When Albie approached me for what felt like the millionth time, I finally hit my breaking point. As I plopped him onto the floor, I started crying and asking him, “Why can’t you leave me alone??” Instead of answering the question, he decided to sprint across my apartment to a large window (the one with the screen that, in his mind, was there to serve as a super-climbable wall). That prompted me to sit straight up in bed, tears still in my eyes, and demand his attention by bellowing, “ALBIE. DON’T YOU DARE.” He turned to me for a second and started directly into my eyes—it’s as if he was saying, “Make me. I dare you.” Then, in the ultimate show of defiance, he leapt onto the screen and started climbing all the way to the top of the window. I, in response, started sobbing.
The rest of that night (or morning, by that point) was a blur of tears, tiredness, and very little sleep. There’s a happy ending, though: it took a few more weeks, but I eventually adjusted to nightlife with cats. I can now get a solid night of shut-eye despite the knowledge that four-legged creatures are roaming my apartment.
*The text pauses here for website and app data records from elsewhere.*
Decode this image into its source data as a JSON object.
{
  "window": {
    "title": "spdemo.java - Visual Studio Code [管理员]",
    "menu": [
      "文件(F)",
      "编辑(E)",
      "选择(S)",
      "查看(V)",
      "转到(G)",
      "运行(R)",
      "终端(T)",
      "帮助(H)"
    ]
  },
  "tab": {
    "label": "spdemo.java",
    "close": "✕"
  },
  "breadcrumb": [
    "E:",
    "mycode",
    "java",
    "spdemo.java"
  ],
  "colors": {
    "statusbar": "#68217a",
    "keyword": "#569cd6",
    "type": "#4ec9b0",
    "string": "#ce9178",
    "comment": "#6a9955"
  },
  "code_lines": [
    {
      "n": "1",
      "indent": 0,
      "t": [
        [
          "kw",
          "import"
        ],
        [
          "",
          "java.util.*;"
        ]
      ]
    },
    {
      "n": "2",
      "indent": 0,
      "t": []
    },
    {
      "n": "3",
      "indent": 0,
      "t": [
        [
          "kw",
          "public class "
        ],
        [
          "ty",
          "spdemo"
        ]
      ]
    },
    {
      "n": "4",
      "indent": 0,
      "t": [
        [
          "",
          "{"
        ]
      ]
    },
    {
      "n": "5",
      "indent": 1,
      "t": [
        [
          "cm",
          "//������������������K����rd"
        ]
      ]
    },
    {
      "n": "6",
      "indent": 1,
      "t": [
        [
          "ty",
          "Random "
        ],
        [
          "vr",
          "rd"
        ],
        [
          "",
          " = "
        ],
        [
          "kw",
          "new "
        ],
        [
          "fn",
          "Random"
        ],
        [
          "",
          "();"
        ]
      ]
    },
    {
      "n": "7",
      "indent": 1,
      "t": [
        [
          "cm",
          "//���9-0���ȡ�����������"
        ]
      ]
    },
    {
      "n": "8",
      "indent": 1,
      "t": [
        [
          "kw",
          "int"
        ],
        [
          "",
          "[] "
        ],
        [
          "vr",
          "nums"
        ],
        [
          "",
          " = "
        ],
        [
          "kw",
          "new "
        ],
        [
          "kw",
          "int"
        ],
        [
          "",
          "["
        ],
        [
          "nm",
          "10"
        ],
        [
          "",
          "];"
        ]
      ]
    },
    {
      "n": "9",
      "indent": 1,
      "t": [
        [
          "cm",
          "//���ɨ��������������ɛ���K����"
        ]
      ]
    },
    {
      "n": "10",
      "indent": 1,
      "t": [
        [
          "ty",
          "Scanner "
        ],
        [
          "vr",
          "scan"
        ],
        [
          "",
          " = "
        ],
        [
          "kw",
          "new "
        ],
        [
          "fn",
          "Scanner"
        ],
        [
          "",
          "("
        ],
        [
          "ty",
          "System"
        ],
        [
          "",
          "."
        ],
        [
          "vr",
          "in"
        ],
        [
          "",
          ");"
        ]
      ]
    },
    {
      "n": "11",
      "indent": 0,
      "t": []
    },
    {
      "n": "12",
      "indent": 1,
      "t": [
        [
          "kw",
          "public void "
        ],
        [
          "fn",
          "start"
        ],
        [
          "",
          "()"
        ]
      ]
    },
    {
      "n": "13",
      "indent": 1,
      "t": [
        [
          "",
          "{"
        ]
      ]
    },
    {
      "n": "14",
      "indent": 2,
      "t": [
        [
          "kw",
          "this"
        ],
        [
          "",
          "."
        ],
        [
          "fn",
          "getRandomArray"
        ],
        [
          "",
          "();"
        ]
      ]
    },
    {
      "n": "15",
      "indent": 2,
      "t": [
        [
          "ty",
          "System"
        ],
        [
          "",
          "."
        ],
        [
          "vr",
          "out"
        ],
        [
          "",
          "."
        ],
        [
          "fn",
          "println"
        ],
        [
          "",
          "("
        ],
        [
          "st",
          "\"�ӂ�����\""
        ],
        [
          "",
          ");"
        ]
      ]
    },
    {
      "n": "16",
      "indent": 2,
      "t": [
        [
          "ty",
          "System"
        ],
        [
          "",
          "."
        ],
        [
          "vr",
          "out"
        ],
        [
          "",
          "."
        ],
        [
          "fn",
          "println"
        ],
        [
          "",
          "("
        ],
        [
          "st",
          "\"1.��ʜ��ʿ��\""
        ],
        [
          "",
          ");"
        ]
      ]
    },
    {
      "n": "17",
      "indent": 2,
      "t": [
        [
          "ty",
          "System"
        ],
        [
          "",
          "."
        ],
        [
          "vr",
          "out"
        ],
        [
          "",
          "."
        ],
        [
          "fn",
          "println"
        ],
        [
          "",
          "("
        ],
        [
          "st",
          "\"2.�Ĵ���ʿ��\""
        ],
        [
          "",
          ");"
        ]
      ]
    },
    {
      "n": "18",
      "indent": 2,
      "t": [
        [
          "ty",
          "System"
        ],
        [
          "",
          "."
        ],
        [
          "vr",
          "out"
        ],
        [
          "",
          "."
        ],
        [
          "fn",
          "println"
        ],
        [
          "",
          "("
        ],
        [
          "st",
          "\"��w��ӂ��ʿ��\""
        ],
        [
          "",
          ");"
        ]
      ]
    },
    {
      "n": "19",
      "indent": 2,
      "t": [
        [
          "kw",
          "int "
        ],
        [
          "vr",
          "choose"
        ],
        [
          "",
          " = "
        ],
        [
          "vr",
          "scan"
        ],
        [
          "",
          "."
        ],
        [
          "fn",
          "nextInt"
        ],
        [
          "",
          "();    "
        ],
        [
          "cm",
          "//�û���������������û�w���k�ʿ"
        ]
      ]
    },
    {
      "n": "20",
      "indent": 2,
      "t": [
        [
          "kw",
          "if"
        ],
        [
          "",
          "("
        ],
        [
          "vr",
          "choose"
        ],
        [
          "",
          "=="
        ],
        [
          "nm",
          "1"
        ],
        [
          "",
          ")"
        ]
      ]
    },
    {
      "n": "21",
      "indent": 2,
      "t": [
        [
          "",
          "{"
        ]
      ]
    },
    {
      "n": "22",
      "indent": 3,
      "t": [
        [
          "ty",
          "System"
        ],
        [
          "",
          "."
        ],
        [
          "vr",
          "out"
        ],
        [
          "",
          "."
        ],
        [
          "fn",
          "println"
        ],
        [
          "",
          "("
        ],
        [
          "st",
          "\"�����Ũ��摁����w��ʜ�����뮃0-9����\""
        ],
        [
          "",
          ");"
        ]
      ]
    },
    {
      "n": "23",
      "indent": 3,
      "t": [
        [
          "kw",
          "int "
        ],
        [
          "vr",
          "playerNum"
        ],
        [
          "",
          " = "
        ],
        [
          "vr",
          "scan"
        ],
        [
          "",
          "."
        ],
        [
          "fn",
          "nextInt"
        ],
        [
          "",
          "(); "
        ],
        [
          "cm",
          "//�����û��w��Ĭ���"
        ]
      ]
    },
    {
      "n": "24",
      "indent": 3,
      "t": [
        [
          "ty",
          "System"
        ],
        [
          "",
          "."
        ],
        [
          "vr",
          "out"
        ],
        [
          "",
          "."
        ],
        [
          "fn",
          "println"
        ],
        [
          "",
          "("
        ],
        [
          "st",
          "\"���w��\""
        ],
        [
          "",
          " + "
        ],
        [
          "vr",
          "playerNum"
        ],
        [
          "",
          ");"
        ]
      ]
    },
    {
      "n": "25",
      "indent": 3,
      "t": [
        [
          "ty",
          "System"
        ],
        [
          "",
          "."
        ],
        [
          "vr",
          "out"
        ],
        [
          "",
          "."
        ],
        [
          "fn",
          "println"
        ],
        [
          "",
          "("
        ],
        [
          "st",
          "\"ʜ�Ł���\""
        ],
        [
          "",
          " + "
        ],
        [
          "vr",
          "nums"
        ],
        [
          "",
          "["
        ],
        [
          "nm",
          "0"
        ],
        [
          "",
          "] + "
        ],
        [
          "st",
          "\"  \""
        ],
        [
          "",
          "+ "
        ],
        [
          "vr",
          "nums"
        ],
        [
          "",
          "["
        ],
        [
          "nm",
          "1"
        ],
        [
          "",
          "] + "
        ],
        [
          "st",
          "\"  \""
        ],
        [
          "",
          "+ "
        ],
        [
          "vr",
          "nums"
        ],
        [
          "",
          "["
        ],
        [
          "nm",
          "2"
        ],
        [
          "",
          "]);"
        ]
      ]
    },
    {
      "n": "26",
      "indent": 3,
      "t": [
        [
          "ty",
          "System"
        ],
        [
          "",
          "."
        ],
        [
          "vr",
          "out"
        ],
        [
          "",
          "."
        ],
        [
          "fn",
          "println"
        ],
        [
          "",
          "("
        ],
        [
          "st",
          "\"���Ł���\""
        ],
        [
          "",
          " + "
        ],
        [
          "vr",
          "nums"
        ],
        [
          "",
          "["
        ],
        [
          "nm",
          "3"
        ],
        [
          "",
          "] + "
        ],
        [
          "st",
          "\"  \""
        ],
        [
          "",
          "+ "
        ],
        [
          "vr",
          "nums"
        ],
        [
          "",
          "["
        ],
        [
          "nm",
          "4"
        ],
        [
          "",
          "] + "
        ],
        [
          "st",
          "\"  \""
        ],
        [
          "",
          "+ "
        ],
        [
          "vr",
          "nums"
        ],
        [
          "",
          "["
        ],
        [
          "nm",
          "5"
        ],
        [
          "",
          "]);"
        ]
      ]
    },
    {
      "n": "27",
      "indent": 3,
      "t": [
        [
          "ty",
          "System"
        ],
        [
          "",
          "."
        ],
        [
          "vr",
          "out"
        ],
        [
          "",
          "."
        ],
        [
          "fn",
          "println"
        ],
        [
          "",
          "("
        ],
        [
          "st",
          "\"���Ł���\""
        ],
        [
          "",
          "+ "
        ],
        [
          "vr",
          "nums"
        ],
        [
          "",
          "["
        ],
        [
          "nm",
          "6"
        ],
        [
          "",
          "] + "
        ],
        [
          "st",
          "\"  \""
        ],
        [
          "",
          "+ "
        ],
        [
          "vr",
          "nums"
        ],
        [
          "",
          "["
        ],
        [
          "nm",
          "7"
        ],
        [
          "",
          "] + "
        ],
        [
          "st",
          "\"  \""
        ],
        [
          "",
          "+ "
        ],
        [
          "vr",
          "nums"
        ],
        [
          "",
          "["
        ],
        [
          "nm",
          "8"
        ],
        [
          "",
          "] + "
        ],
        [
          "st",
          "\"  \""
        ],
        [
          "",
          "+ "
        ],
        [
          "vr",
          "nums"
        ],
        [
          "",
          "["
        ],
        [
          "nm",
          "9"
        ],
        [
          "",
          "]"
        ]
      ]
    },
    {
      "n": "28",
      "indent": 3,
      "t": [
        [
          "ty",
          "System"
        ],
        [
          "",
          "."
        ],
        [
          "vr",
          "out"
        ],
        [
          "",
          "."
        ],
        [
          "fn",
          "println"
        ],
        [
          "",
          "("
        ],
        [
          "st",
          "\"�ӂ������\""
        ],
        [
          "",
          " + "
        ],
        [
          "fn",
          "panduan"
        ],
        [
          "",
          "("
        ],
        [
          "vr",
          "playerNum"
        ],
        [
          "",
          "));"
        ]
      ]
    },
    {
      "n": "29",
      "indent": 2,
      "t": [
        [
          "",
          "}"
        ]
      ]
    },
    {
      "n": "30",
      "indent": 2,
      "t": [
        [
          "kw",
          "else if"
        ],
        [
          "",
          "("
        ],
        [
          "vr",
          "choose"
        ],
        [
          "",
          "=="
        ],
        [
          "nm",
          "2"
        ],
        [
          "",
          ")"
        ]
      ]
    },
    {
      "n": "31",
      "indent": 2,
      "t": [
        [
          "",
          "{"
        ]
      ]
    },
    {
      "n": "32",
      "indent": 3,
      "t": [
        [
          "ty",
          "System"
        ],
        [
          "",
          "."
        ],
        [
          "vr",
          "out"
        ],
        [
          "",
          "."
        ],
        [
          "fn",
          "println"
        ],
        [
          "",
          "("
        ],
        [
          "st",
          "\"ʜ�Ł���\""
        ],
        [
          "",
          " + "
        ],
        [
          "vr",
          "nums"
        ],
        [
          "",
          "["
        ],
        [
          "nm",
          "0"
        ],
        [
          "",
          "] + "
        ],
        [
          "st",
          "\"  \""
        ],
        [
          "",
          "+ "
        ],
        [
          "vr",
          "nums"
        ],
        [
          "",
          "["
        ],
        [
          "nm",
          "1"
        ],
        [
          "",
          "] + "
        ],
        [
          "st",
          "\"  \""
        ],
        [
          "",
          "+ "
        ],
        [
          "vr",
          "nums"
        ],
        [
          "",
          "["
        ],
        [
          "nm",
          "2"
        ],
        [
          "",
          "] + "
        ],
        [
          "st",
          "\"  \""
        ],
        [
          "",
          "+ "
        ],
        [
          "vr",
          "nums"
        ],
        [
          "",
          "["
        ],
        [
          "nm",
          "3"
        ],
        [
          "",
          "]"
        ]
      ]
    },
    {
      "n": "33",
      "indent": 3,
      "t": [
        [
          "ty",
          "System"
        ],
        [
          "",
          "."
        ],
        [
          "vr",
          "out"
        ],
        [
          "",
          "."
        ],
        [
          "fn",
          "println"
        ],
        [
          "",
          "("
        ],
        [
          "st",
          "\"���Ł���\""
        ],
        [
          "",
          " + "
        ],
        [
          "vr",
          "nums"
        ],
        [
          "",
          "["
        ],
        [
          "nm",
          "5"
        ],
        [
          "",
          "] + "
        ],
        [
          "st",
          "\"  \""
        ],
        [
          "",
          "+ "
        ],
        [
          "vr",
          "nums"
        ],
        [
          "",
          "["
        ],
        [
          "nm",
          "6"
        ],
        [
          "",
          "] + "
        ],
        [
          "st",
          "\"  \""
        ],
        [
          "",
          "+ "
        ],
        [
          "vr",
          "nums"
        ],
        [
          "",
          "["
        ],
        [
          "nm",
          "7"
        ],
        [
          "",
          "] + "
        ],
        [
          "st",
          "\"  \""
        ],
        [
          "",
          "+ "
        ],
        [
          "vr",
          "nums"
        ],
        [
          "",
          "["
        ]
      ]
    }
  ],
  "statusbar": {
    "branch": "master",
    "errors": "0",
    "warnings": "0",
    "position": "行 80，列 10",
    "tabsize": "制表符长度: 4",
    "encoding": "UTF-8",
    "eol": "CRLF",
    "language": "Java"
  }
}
On an even happier note, I slept like a baby on the Saturday after The Bad Night. It was as if the universe had witnessed my struggles from the night before and decided, “Okay, this girl is clearly on the verge of insanity. Let’s throw her a bone.” When I finally woke up that next morning, Henry and Albie were both perched on the cat tree, fast asleep.
A beam of sunlight was even peeking through my blinds and casting an angelic, golden glow on the little demons. I couldn’t help but laugh.